Sea View Retreat will remain open after reaching an agreement on a payment plan to address the nursing facility’s user fee requirements.
The seat is open because Selectman Michael Champoux is retiring. Wilmington holds its annual town election on Saturday, April 28.
“The Art of the Cultural Council,” featuring selected works from residents, is the first show of four per year that will be on display.
By a unanimous vote of the City Council, Eileen Donoghue became the first woman to hold the post.
The plan includes converting the former Sears store into new shops and restaurants.
With the help of anonymous donors, the Cox Bridge has been outfitted with LED lighting that will highlight the architecture of the bridge.
The $683,000 grant is from the federal HOME Investment Partnership Program, which supports local affordable housing initiatives.
Denis Nadeau admitted to violating the conflict of interest law by intervening with neighbors and paid a $3,500 civil penalty.
A public discussion will be held at 6:30 p.m. Thursday, April 19, at the Visiting Nurse Association of Eastern Massachusetts building, 259 Lowell St.
Dick, a former School Committee member, topped the ticket with 1,308 votes, followed closely by Kratman with 1,229.
John Burrows, who was a member of the Planning Board at the time of the election, collected 1,048 votes to 895 for Daniel “Bubba” Goodwin.
Residents at the April 7 Town Meeting voted to put a referendum question on the town election ballot that would prohibit nonmedical marijuana establishments in town.

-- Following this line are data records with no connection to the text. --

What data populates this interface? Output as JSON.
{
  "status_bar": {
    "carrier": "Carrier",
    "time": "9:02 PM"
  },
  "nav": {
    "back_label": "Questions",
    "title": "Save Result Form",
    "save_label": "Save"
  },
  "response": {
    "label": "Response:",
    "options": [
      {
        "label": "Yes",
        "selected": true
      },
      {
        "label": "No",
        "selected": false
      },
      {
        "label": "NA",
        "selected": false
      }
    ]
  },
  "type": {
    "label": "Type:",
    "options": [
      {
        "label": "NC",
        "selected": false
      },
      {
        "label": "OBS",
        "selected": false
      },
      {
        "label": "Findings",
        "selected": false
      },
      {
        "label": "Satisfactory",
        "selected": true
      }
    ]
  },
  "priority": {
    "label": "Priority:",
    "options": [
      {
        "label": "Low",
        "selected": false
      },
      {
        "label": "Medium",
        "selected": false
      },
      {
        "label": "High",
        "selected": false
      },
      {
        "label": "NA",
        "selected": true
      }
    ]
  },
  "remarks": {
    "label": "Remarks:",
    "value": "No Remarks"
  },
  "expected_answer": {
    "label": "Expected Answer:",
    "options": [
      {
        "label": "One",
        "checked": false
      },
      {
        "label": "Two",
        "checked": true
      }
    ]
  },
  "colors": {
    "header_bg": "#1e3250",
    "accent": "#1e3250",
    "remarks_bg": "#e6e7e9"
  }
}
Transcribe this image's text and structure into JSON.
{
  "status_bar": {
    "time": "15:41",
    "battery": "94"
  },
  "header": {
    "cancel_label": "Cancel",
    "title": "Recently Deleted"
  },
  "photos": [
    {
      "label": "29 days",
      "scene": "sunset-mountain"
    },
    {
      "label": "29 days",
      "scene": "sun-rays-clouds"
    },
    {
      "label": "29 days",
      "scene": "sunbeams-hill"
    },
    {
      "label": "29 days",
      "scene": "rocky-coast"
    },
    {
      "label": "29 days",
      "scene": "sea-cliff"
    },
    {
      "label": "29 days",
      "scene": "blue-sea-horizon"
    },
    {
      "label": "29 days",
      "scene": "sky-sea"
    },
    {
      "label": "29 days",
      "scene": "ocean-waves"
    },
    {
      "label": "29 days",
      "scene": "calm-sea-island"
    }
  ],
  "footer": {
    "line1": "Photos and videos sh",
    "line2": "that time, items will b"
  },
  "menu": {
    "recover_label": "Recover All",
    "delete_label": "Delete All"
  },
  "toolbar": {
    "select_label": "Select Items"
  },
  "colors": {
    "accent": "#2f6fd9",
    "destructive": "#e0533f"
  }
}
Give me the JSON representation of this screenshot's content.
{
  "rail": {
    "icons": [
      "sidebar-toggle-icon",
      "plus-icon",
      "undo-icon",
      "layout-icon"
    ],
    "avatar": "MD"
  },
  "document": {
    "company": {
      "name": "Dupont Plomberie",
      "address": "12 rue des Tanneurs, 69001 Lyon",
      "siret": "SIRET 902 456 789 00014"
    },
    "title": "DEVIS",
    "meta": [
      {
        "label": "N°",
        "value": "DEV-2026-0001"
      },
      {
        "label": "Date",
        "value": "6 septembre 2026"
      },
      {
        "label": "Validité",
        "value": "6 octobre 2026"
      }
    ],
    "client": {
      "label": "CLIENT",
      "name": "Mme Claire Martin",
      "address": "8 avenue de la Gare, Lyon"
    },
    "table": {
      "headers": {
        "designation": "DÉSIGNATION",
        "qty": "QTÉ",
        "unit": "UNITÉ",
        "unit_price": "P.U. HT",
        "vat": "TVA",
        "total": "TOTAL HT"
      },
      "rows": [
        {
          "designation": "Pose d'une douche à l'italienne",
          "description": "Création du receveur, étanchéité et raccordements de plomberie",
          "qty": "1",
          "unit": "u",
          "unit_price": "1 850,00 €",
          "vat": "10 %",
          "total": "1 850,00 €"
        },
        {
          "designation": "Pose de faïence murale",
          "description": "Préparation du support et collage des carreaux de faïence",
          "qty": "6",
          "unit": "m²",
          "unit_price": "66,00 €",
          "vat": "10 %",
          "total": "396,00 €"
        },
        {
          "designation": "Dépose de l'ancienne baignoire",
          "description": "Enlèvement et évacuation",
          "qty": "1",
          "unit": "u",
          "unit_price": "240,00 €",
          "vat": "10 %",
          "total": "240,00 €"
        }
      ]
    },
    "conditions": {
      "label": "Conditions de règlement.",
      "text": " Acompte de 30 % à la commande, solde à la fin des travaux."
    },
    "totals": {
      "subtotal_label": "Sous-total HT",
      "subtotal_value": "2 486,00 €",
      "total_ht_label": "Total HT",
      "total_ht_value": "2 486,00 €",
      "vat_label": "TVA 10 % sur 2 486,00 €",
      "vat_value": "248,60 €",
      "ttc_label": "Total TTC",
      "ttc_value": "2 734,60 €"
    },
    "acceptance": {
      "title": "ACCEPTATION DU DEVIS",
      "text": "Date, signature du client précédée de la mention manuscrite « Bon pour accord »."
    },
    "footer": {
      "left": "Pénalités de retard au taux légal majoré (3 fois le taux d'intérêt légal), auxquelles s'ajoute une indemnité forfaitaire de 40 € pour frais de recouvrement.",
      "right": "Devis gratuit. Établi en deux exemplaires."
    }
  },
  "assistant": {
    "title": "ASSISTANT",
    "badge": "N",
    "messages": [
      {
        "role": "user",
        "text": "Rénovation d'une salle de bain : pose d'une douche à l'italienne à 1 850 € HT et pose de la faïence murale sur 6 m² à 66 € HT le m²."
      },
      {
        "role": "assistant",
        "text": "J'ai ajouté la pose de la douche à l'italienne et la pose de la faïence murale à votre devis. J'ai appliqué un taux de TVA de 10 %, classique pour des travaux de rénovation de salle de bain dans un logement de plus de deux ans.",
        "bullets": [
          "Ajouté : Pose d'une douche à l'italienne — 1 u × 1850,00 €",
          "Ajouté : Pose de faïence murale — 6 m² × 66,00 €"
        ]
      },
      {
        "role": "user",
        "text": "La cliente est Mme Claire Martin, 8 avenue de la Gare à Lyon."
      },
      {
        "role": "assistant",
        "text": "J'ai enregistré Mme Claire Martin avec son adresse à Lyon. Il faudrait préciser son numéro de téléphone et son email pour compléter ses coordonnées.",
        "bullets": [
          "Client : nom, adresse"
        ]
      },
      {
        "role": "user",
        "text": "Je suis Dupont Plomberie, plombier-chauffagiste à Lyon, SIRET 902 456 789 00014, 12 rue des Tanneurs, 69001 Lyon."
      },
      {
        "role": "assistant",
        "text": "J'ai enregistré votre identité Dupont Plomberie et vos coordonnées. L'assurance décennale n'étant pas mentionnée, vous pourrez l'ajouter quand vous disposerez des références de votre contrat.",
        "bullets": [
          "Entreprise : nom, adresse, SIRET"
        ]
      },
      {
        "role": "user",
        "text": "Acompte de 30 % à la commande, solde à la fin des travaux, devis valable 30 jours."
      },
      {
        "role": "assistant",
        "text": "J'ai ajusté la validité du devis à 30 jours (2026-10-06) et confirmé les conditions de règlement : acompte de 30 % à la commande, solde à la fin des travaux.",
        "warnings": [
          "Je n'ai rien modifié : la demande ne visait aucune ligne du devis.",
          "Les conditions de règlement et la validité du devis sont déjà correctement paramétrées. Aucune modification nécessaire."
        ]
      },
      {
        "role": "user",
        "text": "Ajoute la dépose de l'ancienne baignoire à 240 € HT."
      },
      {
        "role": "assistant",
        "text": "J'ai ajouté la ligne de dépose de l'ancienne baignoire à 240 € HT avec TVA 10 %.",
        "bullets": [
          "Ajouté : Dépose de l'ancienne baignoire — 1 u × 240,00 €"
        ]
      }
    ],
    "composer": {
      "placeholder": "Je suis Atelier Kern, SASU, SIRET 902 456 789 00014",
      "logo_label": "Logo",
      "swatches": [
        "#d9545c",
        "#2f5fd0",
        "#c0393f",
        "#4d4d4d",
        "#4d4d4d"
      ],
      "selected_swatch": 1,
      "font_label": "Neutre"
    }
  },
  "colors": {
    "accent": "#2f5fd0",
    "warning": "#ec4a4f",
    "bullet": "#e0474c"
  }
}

The finalists are Marice Edouard-Vincent, instructional superintendent for the Boston Public Schools; and Thomas Martellone, principal of Fiske Elementary School in Lexington.